Pull every line holding the word "title" from the data below and copy it.
--------------------------------
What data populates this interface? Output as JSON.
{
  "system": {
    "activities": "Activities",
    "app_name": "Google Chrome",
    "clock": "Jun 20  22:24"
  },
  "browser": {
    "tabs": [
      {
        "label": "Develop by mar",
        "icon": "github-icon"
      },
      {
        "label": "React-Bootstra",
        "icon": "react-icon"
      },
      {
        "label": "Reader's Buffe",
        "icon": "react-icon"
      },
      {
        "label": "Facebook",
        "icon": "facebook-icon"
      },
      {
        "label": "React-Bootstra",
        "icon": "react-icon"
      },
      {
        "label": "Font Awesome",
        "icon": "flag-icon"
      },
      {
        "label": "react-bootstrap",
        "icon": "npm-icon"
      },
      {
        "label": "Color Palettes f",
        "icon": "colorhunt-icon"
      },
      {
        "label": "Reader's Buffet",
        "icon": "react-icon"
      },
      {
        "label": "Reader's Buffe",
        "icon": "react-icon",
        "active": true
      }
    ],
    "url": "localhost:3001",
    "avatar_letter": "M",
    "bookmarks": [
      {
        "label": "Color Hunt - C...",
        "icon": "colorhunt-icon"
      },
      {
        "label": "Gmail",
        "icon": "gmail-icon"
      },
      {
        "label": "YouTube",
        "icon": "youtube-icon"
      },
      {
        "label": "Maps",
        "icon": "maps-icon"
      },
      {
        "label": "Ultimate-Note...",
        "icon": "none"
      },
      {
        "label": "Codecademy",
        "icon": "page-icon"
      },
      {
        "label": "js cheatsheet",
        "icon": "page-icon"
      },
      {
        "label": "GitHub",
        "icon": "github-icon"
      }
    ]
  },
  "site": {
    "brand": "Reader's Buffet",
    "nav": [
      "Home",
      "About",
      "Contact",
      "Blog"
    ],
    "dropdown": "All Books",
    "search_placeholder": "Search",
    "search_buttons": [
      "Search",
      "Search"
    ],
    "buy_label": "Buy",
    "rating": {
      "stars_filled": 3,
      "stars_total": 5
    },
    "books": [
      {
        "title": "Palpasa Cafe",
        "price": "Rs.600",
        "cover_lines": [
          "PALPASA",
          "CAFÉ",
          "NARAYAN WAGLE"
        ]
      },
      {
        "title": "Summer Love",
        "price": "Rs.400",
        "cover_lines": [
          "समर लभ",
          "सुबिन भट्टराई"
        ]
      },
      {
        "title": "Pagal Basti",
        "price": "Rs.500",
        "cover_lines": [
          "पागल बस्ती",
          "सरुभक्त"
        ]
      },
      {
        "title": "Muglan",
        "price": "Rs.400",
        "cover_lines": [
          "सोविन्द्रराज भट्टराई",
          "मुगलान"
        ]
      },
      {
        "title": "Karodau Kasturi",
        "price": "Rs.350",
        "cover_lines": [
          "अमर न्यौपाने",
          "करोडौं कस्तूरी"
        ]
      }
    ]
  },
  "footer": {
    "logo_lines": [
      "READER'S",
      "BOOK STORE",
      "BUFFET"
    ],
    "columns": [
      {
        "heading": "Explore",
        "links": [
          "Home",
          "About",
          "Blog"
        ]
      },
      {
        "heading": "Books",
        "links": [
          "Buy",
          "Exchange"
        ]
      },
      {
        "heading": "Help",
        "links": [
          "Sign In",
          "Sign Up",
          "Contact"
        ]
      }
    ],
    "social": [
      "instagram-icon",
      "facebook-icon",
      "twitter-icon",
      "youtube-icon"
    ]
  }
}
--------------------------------
Solution to this task:
        "title": "Palpasa Cafe",
        "title": "Summer Love",
        "title": "Pagal Basti",
        "title": "Muglan",
        "title": "Karodau Kasturi",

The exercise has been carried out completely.